SUPPLIED DATA

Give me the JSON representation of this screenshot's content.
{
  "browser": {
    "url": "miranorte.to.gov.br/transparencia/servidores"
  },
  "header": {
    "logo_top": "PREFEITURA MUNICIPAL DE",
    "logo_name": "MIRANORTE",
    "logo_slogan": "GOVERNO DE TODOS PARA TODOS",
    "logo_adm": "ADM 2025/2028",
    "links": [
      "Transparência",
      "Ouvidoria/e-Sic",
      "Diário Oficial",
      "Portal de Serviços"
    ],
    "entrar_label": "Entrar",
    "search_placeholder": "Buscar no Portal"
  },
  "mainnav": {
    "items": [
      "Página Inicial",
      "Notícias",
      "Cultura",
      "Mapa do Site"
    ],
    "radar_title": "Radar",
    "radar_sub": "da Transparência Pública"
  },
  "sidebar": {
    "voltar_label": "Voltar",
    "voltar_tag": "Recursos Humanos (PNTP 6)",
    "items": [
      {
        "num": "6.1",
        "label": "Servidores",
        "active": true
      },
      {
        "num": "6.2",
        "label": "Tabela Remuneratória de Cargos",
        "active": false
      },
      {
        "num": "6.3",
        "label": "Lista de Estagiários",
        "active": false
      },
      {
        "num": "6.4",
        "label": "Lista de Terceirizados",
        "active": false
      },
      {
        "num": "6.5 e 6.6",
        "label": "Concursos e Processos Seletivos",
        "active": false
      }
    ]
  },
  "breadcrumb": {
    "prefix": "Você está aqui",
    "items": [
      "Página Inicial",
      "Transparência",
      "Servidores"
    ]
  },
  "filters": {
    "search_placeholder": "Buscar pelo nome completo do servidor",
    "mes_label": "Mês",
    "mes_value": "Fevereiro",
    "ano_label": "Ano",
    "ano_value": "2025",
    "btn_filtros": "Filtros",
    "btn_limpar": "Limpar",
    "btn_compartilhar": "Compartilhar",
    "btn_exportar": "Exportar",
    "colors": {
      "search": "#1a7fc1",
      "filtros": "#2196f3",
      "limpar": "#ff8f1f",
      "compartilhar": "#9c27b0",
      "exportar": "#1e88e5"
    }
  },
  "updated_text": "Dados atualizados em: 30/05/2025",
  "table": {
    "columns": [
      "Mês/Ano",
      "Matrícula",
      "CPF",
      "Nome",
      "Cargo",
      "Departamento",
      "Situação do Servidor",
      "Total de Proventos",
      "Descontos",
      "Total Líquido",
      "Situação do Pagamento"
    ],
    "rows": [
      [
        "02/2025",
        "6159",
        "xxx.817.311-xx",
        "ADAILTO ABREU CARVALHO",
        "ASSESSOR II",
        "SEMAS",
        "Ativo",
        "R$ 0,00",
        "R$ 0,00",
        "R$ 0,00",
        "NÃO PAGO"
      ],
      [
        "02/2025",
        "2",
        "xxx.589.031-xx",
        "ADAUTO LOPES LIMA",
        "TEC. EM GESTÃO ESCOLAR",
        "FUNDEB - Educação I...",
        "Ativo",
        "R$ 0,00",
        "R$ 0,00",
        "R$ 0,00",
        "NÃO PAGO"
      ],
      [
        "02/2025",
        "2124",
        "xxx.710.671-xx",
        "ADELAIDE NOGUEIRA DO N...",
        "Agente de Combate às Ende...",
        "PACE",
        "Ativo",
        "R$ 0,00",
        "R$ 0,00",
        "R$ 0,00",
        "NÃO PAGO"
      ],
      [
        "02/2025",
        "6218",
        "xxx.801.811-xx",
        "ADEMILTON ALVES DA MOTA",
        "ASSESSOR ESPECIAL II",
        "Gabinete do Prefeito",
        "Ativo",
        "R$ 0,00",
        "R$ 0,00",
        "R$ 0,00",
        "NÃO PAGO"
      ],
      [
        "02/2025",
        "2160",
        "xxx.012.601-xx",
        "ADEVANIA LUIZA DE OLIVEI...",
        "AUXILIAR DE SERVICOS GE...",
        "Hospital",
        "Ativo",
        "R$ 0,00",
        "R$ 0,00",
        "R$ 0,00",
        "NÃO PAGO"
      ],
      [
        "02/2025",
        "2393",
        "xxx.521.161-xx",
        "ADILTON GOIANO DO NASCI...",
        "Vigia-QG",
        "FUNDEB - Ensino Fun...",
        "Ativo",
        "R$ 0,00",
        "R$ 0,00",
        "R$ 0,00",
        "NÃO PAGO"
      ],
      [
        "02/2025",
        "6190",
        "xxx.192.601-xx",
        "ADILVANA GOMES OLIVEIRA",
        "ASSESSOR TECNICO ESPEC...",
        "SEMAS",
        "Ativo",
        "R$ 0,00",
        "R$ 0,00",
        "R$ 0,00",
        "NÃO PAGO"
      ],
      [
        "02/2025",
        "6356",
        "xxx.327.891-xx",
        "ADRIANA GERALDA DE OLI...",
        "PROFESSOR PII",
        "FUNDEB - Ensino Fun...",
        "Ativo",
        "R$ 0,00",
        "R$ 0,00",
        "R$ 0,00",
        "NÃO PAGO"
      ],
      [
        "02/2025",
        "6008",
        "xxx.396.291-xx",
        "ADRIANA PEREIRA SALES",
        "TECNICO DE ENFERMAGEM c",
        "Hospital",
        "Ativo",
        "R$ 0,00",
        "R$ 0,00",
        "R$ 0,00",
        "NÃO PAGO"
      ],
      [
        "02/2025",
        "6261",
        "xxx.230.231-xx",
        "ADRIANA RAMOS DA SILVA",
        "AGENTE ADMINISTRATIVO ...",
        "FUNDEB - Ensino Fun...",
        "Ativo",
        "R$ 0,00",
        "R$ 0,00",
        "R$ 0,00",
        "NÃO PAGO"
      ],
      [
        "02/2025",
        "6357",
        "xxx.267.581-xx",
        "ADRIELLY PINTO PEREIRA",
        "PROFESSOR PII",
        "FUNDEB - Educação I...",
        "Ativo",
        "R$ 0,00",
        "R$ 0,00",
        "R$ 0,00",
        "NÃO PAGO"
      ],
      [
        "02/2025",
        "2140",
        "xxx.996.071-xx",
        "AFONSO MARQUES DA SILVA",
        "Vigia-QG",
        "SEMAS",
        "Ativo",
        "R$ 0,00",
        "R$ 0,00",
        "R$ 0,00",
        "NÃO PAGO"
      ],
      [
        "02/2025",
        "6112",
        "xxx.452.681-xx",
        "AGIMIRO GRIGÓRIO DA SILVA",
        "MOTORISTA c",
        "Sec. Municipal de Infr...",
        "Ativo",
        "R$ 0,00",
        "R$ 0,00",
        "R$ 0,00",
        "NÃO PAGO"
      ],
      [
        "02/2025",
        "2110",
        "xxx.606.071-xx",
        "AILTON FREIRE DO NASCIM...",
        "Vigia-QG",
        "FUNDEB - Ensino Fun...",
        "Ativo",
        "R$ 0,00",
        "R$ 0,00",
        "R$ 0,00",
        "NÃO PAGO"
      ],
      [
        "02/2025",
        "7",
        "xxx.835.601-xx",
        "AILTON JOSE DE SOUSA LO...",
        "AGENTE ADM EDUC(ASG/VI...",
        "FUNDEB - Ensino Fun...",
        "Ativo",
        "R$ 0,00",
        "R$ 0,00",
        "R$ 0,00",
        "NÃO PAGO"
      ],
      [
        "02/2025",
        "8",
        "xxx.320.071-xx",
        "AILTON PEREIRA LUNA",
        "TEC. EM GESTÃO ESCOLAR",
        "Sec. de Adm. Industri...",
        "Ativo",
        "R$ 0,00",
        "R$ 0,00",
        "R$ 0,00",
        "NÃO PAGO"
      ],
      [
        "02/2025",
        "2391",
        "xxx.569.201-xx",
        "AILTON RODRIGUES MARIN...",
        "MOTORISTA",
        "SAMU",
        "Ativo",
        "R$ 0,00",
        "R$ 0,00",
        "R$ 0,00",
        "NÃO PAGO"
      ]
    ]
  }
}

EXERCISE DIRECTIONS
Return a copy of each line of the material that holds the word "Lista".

SOLUTION TO THE EXERCISE
        "label": "Lista de Estagiários",
        "label": "Lista de Terceirizados",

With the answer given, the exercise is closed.